- [INSTRUCTIONS FOR THE TASK] Everything in the entries below should be restated exactly, except for the pictures.

- [SUPPLIED RECORDS]
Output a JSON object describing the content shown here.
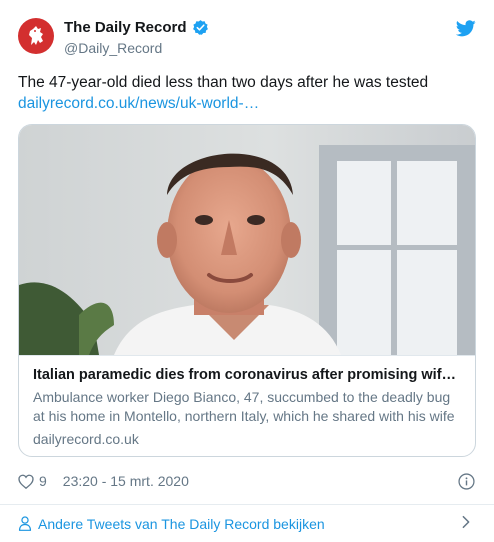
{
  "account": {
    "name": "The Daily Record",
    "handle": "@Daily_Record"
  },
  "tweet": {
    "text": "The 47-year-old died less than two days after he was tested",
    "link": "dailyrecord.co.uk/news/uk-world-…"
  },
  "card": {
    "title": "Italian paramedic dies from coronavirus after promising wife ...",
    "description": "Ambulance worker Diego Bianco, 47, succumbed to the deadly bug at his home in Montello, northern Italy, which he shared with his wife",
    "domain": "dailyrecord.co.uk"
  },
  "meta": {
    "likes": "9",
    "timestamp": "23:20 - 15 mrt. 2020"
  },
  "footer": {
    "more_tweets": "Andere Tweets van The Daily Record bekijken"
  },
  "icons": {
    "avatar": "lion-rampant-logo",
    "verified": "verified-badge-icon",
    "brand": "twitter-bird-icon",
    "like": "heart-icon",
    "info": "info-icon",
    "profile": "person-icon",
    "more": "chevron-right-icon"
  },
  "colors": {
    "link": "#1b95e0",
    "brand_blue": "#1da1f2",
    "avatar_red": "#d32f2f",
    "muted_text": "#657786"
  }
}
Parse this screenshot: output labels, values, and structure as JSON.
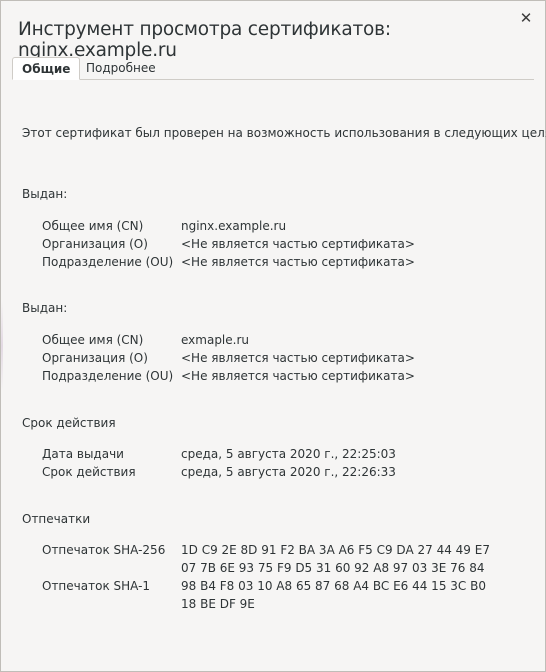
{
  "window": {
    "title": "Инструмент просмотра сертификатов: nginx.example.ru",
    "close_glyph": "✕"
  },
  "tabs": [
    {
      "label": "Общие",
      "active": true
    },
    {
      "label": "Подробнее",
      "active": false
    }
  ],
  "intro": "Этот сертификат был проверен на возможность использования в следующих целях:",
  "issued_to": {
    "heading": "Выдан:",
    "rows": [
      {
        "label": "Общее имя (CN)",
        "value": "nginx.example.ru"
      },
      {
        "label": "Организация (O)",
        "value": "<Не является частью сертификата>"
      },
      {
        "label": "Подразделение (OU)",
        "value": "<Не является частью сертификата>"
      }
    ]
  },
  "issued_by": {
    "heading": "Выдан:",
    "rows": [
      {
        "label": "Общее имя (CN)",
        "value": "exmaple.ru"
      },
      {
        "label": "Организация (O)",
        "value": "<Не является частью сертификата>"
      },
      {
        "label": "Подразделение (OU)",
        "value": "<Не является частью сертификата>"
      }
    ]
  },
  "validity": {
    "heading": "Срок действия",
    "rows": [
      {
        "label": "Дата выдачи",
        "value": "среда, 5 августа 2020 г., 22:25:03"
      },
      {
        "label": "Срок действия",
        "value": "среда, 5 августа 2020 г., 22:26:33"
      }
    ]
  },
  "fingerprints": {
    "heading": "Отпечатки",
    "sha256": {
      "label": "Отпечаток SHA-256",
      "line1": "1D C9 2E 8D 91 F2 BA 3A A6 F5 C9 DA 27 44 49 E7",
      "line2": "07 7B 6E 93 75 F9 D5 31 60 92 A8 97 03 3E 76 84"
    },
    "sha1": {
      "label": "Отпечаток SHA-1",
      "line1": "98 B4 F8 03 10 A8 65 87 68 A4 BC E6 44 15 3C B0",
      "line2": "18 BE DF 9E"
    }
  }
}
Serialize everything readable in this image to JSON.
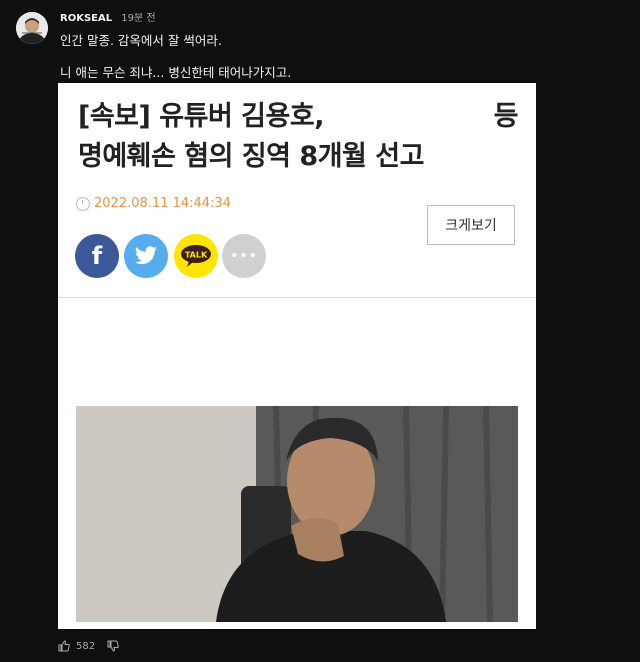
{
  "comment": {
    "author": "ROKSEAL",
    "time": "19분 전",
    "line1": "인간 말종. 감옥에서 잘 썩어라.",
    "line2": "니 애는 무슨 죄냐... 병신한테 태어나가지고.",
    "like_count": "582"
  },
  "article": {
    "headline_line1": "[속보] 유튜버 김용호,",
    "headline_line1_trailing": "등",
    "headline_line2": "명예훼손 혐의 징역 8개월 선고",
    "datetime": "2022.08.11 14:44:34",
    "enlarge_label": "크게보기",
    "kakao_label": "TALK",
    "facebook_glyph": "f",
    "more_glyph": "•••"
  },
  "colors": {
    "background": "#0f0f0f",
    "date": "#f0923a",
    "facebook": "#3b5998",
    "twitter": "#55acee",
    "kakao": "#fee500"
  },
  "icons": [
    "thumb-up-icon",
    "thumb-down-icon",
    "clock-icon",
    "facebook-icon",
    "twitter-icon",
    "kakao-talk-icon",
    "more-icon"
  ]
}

- [ANSWER BOX]
Output a JSON object describing the content shown here.
{
  "account": {
    "name": "The Daily Record",
    "handle": "@Daily_Record"
  },
  "tweet": {
    "text": "The 47-year-old died less than two days after he was tested",
    "link": "dailyrecord.co.uk/news/uk-world-…"
  },
  "card": {
    "title": "Italian paramedic dies from coronavirus after promising wife ...",
    "description": "Ambulance worker Diego Bianco, 47, succumbed to the deadly bug at his home in Montello, northern Italy, which he shared with his wife",
    "domain": "dailyrecord.co.uk"
  },
  "meta": {
    "likes": "9",
    "timestamp": "23:20 - 15 mrt. 2020"
  },
  "footer": {
    "more_tweets": "Andere Tweets van The Daily Record bekijken"
  },
  "icons": {
    "avatar": "lion-rampant-logo",
    "verified": "verified-badge-icon",
    "brand": "twitter-bird-icon",
    "like": "heart-icon",
    "info": "info-icon",
    "profile": "person-icon",
    "more": "chevron-right-icon"
  },
  "colors": {
    "link": "#1b95e0",
    "brand_blue": "#1da1f2",
    "avatar_red": "#d32f2f",
    "muted_text": "#657786"
  }
}
Parse this screenshot: output labels, values, and structure as JSON.
{
  "window": {
    "title": "Инструмент просмотра сертификатов: nginx.example.ru",
    "close_glyph": "✕"
  },
  "tabs": [
    {
      "label": "Общие",
      "active": true
    },
    {
      "label": "Подробнее",
      "active": false
    }
  ],
  "intro": "Этот сертификат был проверен на возможность использования в следующих целях:",
  "issued_to": {
    "heading": "Выдан:",
    "rows": [
      {
        "label": "Общее имя (CN)",
        "value": "nginx.example.ru"
      },
      {
        "label": "Организация (O)",
        "value": "<Не является частью сертификата>"
      },
      {
        "label": "Подразделение (OU)",
        "value": "<Не является частью сертификата>"
      }
    ]
  },
  "issued_by": {
    "heading": "Выдан:",
    "rows": [
      {
        "label": "Общее имя (CN)",
        "value": "exmaple.ru"
      },
      {
        "label": "Организация (O)",
        "value": "<Не является частью сертификата>"
      },
      {
        "label": "Подразделение (OU)",
        "value": "<Не является частью сертификата>"
      }
    ]
  },
  "validity": {
    "heading": "Срок действия",
    "rows": [
      {
        "label": "Дата выдачи",
        "value": "среда, 5 августа 2020 г., 22:25:03"
      },
      {
        "label": "Срок действия",
        "value": "среда, 5 августа 2020 г., 22:26:33"
      }
    ]
  },
  "fingerprints": {
    "heading": "Отпечатки",
    "sha256": {
      "label": "Отпечаток SHA-256",
      "line1": "1D C9 2E 8D 91 F2 BA 3A A6 F5 C9 DA 27 44 49 E7",
      "line2": "07 7B 6E 93 75 F9 D5 31 60 92 A8 97 03 3E 76 84"
    },
    "sha1": {
      "label": "Отпечаток SHA-1",
      "line1": "98 B4 F8 03 10 A8 65 87 68 A4 BC E6 44 15 3C B0",
      "line2": "18 BE DF 9E"
    }
  }
}
Serialize everything readable in this image to JSON.
{
  "comment": {
    "author": "ROKSEAL",
    "time": "19분 전",
    "line1": "인간 말종. 감옥에서 잘 썩어라.",
    "line2": "니 애는 무슨 죄냐... 병신한테 태어나가지고.",
    "like_count": "582"
  },
  "article": {
    "headline_line1": "[속보] 유튜버 김용호,",
    "headline_line1_trailing": "등",
    "headline_line2": "명예훼손 혐의 징역 8개월 선고",
    "datetime": "2022.08.11 14:44:34",
    "enlarge_label": "크게보기",
    "kakao_label": "TALK",
    "facebook_glyph": "f",
    "more_glyph": "•••"
  },
  "colors": {
    "background": "#0f0f0f",
    "date": "#f0923a",
    "facebook": "#3b5998",
    "twitter": "#55acee",
    "kakao": "#fee500"
  },
  "icons": [
    "thumb-up-icon",
    "thumb-down-icon",
    "clock-icon",
    "facebook-icon",
    "twitter-icon",
    "kakao-talk-icon",
    "more-icon"
  ]
}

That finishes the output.